What you have to do: Filter the entries and keep only the lines where the string "glyph" appears.

Data about app and page elements
▼

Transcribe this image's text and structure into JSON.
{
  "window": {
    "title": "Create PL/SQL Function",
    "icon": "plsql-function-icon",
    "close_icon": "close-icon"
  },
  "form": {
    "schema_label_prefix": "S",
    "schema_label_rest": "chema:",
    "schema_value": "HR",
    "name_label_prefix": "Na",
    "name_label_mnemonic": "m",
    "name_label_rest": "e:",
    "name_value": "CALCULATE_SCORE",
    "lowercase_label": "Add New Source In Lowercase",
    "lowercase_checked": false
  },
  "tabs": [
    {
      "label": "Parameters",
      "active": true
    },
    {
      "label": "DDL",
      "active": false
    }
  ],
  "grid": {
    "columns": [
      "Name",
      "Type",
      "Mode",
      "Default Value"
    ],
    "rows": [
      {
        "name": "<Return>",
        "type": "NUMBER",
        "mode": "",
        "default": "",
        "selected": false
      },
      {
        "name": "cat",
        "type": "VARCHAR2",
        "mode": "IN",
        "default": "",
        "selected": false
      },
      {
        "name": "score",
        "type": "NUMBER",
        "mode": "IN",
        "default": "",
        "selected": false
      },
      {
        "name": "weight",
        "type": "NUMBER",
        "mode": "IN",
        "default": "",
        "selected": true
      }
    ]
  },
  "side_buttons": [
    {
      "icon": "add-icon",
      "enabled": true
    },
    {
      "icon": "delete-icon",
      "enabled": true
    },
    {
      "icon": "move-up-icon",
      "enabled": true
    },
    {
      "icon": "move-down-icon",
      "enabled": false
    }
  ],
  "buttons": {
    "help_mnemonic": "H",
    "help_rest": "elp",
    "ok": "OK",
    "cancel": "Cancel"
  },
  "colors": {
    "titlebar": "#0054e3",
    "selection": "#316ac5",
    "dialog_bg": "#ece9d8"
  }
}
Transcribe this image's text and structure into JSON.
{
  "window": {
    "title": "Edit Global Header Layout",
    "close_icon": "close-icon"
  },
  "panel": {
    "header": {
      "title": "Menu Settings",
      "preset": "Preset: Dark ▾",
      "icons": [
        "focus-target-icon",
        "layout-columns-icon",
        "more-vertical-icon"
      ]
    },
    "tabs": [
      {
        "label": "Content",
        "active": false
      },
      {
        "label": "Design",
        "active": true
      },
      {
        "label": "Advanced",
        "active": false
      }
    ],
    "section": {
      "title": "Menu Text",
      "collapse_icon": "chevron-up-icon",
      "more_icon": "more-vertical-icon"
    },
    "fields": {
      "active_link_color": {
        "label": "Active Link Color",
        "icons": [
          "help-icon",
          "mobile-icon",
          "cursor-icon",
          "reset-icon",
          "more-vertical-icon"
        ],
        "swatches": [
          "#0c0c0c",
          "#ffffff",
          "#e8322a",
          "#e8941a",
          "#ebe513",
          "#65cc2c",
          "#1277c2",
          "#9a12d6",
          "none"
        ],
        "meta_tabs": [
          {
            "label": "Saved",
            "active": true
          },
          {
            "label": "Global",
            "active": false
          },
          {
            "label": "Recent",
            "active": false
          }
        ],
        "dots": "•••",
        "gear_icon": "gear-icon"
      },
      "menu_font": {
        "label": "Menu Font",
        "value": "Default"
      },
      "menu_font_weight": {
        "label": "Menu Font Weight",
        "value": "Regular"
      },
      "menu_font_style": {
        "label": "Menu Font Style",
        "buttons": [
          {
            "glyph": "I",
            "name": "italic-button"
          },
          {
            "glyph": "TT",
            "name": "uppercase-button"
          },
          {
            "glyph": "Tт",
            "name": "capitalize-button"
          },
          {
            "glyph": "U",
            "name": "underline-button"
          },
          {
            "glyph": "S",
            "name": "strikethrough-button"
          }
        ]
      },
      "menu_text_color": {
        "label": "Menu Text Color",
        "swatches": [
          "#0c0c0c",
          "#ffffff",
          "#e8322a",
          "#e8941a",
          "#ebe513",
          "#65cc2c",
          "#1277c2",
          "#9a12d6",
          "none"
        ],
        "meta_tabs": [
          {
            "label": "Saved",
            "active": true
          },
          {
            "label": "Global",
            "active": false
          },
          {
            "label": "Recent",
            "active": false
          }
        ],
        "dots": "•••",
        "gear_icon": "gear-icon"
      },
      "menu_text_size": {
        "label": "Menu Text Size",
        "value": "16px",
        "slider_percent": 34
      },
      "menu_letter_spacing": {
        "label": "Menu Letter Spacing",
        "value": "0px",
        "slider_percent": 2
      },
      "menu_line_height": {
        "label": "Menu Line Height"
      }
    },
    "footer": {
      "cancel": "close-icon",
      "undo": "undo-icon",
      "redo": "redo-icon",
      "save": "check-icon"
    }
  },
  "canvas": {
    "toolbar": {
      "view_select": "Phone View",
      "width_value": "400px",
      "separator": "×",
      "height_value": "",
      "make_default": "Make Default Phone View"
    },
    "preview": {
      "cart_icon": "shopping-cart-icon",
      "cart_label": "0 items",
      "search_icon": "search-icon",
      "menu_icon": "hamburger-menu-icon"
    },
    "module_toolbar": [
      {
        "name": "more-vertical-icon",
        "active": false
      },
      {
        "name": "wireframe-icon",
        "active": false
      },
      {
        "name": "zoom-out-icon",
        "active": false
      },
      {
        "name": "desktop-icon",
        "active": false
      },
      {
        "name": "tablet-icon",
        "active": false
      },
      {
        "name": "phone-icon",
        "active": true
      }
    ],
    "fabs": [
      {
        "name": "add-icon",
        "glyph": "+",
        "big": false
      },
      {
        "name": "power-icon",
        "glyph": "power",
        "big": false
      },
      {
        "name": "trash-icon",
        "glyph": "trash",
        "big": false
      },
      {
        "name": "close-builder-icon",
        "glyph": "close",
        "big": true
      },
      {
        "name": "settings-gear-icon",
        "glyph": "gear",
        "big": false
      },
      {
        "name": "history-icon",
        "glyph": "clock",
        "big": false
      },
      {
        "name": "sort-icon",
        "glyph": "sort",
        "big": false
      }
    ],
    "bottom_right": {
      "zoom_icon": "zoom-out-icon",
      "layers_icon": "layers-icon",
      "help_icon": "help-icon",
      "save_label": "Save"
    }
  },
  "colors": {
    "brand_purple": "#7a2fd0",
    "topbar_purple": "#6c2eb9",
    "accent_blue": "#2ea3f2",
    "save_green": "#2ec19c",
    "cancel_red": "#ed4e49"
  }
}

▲

Your response:
            "glyph": "I",
            "glyph": "TT",
            "glyph": "Tт",
            "glyph": "U",
            "glyph": "S",
        "glyph": "+",
        "glyph": "power",
        "glyph": "trash",
        "glyph": "close",
        "glyph": "gear",
        "glyph": "clock",
        "glyph": "sort",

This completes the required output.